_EXERCISE INSTRUCTIONS_
Each entry below must be given again word for word, with no pictures.

_EXERCISE MATERIAL_
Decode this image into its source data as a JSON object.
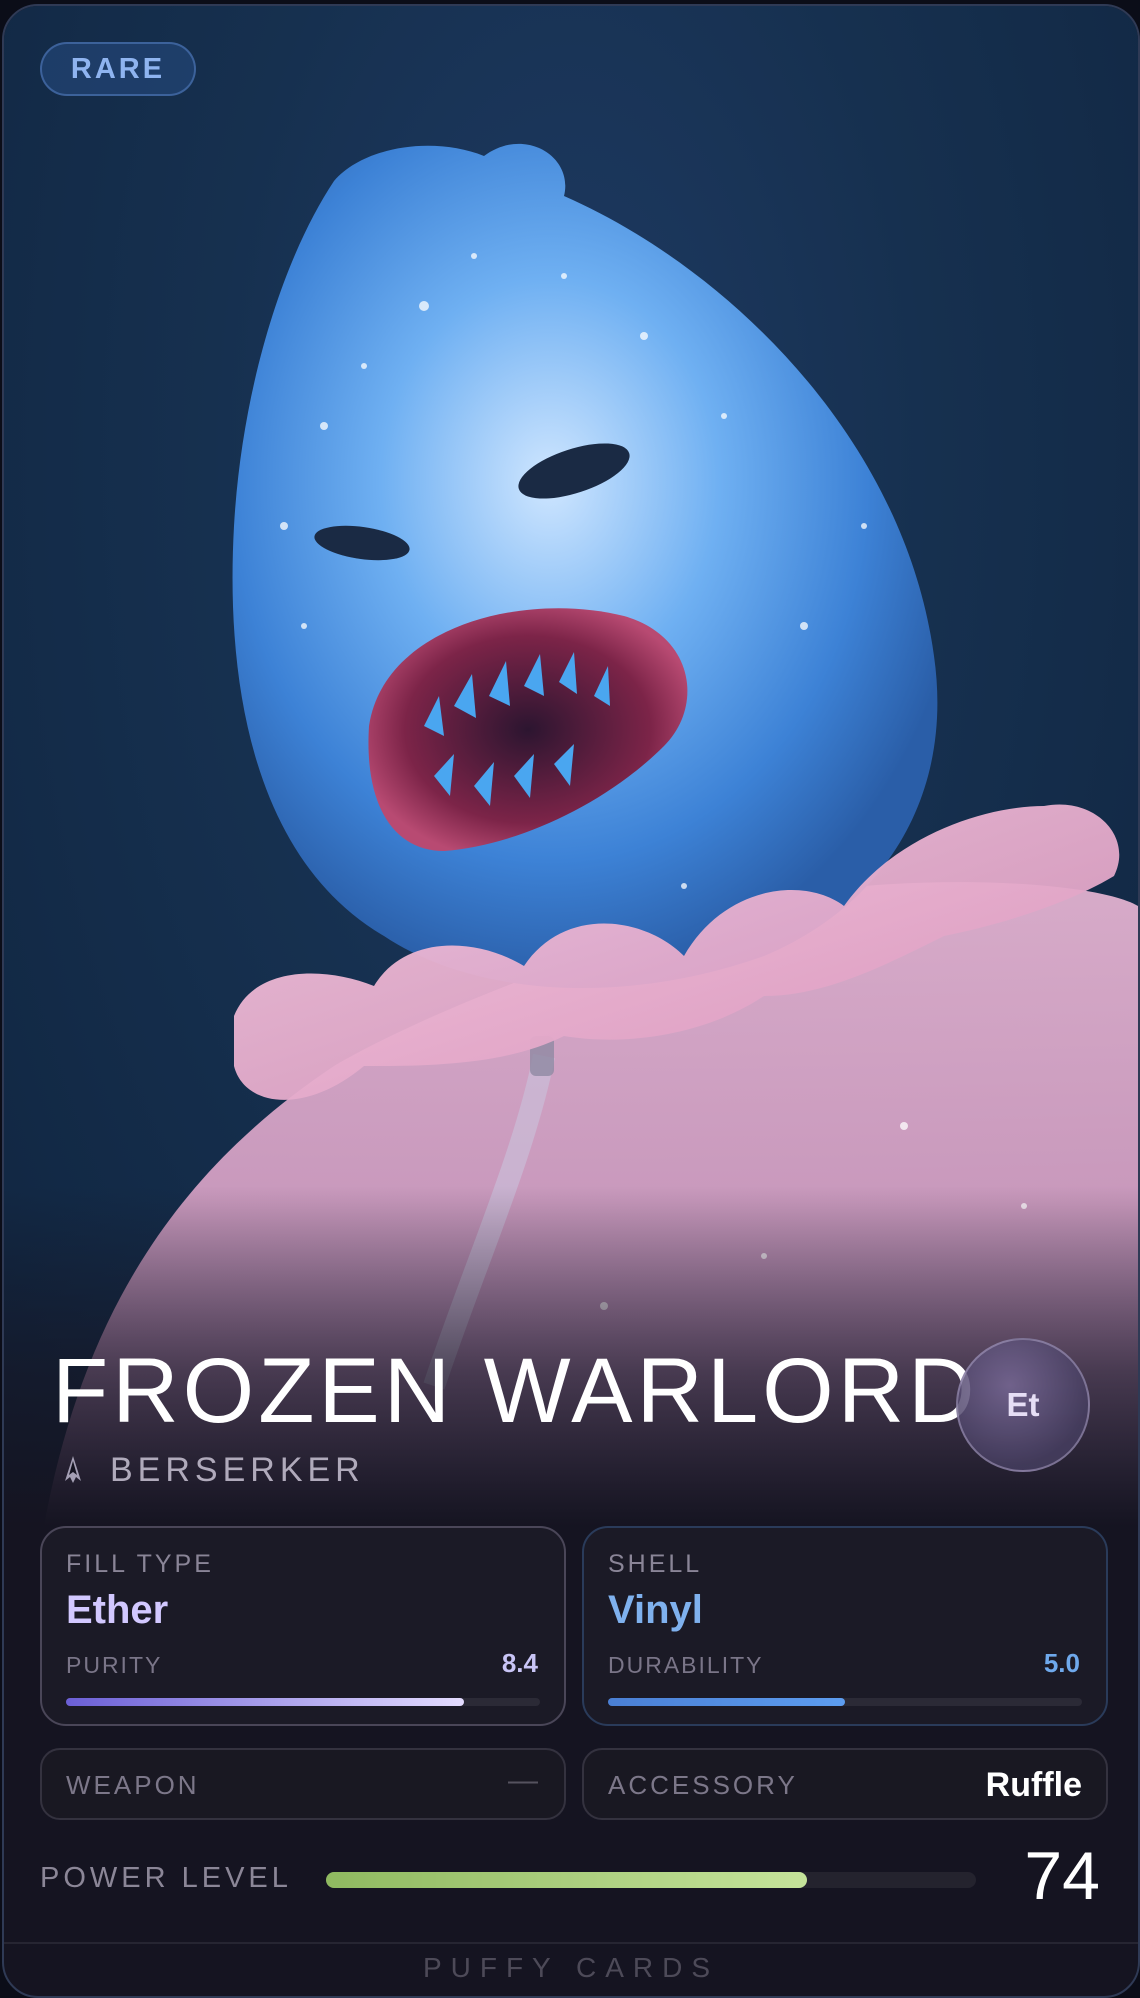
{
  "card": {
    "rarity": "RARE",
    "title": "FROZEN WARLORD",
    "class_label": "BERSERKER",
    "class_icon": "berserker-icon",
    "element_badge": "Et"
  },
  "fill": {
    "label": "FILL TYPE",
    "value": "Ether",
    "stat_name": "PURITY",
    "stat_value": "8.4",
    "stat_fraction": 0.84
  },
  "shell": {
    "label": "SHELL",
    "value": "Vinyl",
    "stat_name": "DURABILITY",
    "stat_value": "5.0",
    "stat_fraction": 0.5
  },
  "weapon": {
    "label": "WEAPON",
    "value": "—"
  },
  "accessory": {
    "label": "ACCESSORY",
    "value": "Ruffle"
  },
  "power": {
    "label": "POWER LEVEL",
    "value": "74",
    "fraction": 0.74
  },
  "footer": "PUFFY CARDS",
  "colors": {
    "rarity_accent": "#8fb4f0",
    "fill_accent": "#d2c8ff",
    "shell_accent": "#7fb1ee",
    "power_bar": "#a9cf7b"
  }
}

_ANSWER FOR THIS EXERCISE_
Decode this image into its source data as a JSON object.
{
  "card": {
    "rarity": "RARE",
    "title": "FROZEN WARLORD",
    "class_label": "BERSERKER",
    "class_icon": "berserker-icon",
    "element_badge": "Et"
  },
  "fill": {
    "label": "FILL TYPE",
    "value": "Ether",
    "stat_name": "PURITY",
    "stat_value": "8.4",
    "stat_fraction": 0.84
  },
  "shell": {
    "label": "SHELL",
    "value": "Vinyl",
    "stat_name": "DURABILITY",
    "stat_value": "5.0",
    "stat_fraction": 0.5
  },
  "weapon": {
    "label": "WEAPON",
    "value": "—"
  },
  "accessory": {
    "label": "ACCESSORY",
    "value": "Ruffle"
  },
  "power": {
    "label": "POWER LEVEL",
    "value": "74",
    "fraction": 0.74
  },
  "footer": "PUFFY CARDS",
  "colors": {
    "rarity_accent": "#8fb4f0",
    "fill_accent": "#d2c8ff",
    "shell_accent": "#7fb1ee",
    "power_bar": "#a9cf7b"
  }
}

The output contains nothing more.